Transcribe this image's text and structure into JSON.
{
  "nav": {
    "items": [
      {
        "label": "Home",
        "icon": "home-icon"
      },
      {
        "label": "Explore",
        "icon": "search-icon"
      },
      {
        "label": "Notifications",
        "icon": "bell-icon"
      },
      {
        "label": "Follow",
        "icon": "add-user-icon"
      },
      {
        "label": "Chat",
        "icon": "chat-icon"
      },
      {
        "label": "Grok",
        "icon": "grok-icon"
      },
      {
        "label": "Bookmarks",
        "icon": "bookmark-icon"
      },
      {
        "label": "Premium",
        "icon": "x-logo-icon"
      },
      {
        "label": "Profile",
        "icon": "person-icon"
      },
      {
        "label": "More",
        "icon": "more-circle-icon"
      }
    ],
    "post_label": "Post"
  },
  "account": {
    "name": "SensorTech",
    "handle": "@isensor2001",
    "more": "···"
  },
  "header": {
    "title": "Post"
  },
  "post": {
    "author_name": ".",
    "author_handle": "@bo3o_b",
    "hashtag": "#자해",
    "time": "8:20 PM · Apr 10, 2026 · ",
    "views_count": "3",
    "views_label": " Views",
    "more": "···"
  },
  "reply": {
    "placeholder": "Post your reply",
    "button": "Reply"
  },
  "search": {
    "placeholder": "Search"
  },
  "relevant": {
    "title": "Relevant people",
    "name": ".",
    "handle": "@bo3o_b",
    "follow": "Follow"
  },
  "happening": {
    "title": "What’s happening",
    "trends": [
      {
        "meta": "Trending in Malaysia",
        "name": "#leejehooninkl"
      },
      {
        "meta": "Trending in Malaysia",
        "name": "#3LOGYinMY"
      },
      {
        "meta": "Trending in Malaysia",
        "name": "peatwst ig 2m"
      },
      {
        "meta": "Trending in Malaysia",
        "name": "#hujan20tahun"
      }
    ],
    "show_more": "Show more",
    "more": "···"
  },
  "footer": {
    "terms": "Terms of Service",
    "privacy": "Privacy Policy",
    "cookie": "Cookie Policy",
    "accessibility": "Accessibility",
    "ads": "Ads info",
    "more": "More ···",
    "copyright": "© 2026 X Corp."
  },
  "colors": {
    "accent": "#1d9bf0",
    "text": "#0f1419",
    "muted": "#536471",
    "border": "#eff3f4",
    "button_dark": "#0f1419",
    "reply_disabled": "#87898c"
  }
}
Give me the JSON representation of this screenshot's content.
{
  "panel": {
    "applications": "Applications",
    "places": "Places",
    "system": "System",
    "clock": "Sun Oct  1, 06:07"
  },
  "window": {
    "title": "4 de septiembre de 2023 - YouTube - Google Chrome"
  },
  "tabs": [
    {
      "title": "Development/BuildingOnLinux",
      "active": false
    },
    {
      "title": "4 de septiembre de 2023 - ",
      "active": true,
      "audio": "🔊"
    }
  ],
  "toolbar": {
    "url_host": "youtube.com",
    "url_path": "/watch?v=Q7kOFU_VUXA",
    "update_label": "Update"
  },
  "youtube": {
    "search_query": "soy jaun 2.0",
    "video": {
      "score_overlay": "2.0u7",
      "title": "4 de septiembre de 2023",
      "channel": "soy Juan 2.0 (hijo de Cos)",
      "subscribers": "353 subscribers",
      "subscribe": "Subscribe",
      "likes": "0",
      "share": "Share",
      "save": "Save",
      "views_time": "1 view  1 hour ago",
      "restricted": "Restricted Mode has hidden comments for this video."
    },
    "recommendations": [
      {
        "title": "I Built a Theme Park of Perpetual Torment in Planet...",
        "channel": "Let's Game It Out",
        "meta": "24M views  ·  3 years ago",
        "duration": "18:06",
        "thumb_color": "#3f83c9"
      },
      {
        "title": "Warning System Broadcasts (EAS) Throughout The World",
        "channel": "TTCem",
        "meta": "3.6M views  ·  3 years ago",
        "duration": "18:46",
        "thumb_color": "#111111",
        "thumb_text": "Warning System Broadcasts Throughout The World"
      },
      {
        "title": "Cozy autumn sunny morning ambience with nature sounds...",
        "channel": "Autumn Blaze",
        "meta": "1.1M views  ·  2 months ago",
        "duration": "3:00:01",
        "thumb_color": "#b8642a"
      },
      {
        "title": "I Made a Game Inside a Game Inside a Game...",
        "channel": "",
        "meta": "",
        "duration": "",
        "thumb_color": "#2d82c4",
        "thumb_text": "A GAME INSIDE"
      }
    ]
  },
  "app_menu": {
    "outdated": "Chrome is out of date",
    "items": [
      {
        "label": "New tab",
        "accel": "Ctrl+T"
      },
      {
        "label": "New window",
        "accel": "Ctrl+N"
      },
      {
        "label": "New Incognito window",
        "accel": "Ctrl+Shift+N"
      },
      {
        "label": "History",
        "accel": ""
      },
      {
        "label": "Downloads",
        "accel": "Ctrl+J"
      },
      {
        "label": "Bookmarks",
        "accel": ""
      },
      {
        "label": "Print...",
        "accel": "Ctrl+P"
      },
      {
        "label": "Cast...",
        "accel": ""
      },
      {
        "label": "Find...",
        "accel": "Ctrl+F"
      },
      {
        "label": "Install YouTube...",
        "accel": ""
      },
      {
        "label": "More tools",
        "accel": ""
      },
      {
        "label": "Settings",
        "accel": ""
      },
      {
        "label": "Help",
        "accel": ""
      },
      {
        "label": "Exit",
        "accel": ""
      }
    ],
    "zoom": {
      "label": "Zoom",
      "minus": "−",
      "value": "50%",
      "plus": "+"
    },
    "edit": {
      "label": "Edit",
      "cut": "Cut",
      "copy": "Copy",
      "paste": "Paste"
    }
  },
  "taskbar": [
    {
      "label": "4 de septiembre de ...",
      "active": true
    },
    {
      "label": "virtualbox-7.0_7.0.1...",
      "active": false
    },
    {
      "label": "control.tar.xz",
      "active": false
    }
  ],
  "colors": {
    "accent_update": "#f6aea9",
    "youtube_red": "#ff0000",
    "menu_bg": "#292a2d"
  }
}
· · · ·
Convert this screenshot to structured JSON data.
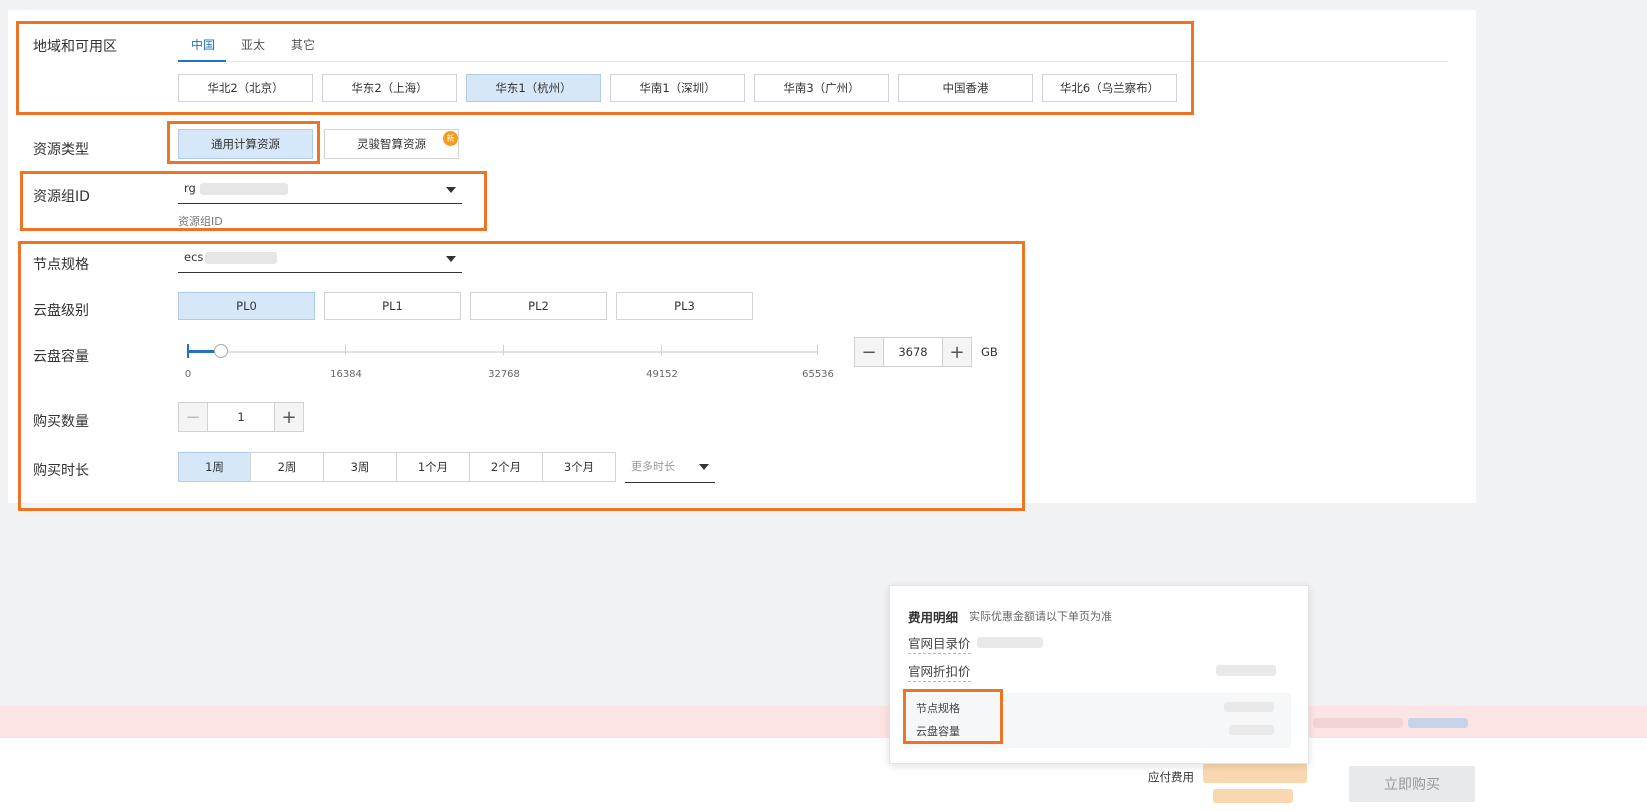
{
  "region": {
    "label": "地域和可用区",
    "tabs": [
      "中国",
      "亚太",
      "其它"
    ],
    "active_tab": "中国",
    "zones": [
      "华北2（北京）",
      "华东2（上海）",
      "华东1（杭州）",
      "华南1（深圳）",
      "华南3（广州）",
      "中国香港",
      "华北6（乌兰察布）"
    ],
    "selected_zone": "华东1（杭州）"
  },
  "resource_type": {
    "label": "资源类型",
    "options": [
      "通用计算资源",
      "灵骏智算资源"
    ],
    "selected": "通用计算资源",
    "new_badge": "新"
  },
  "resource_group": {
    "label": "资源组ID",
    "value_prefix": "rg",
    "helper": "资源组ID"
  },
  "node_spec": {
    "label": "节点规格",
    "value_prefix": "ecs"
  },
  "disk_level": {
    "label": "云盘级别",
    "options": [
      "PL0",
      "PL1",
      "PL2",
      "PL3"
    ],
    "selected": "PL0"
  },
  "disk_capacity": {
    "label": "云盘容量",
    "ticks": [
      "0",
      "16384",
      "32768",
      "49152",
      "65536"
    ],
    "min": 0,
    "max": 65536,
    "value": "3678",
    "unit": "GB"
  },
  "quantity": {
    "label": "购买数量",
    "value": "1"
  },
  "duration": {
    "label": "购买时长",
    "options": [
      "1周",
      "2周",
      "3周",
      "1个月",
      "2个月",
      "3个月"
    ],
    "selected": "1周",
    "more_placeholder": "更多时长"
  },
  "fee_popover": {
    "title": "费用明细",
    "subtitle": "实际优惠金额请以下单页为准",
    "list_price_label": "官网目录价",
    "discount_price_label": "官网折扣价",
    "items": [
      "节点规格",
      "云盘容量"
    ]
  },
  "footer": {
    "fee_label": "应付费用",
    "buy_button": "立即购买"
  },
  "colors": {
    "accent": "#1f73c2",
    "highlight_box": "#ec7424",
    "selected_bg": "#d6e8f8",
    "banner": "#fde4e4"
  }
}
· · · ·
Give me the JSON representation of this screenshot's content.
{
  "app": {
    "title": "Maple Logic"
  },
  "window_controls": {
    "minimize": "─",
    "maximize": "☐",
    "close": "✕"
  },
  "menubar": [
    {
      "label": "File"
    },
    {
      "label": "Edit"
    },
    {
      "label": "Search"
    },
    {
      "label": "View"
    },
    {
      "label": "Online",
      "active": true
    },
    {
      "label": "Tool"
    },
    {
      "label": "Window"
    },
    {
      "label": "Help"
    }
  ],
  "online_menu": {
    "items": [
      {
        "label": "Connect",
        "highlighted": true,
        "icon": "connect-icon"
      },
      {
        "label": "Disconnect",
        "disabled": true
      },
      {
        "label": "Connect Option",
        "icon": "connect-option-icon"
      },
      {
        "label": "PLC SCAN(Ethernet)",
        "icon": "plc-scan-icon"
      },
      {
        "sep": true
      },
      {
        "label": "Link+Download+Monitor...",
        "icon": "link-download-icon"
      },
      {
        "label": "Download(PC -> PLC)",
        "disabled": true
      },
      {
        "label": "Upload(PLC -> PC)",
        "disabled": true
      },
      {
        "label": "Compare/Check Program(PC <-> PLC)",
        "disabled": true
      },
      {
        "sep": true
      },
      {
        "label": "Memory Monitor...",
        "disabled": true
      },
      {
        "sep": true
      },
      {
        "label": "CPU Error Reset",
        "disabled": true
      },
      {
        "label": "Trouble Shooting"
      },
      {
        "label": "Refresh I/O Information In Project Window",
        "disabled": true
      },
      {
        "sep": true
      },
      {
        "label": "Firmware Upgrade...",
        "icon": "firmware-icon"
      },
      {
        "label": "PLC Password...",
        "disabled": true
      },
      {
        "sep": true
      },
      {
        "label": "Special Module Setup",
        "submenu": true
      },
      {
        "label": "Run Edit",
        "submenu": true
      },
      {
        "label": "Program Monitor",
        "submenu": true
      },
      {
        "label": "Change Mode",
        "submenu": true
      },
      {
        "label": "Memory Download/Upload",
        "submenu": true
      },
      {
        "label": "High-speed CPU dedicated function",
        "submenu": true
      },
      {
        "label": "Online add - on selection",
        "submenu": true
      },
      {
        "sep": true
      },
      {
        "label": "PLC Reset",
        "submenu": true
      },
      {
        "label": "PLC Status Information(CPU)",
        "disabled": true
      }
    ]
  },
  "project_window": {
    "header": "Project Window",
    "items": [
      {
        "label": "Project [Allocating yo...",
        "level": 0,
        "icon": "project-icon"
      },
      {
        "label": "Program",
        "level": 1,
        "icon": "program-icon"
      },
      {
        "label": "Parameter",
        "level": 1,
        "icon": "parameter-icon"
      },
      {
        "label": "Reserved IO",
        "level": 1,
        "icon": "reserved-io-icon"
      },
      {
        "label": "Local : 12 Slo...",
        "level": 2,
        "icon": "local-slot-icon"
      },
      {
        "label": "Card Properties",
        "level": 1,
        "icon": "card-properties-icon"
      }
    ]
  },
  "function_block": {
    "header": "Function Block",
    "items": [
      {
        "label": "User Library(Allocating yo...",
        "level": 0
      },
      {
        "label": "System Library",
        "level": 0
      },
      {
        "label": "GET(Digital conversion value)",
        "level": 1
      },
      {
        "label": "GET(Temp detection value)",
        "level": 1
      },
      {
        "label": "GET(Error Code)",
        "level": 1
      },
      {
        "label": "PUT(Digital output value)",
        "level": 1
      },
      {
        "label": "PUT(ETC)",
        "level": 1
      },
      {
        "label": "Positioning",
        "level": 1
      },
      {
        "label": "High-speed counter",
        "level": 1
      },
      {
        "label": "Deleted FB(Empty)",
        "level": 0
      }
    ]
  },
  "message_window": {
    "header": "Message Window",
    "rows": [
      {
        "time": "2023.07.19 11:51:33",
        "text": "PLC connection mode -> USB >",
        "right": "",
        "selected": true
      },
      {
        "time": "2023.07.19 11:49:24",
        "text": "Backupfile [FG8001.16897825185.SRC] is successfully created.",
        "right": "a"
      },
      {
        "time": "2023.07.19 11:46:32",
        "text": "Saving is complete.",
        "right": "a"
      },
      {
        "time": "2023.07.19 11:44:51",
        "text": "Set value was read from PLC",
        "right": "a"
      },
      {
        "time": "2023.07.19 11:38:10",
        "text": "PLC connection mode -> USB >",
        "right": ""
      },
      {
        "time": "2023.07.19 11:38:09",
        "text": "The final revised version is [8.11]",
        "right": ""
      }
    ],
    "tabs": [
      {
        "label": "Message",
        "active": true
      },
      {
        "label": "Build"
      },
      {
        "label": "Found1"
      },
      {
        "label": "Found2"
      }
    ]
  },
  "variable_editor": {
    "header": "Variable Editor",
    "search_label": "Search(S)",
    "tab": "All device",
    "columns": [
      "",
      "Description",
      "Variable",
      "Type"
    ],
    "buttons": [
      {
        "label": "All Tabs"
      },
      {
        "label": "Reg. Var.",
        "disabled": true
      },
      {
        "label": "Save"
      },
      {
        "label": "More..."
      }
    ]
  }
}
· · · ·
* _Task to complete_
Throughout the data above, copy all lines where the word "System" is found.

* _Solution below_
    "system": "System",
        "title": "Warning System Broadcasts (EAS) Throughout The World",
        "thumb_text": "Warning System Broadcasts Throughout The World"
        "label": "System Library",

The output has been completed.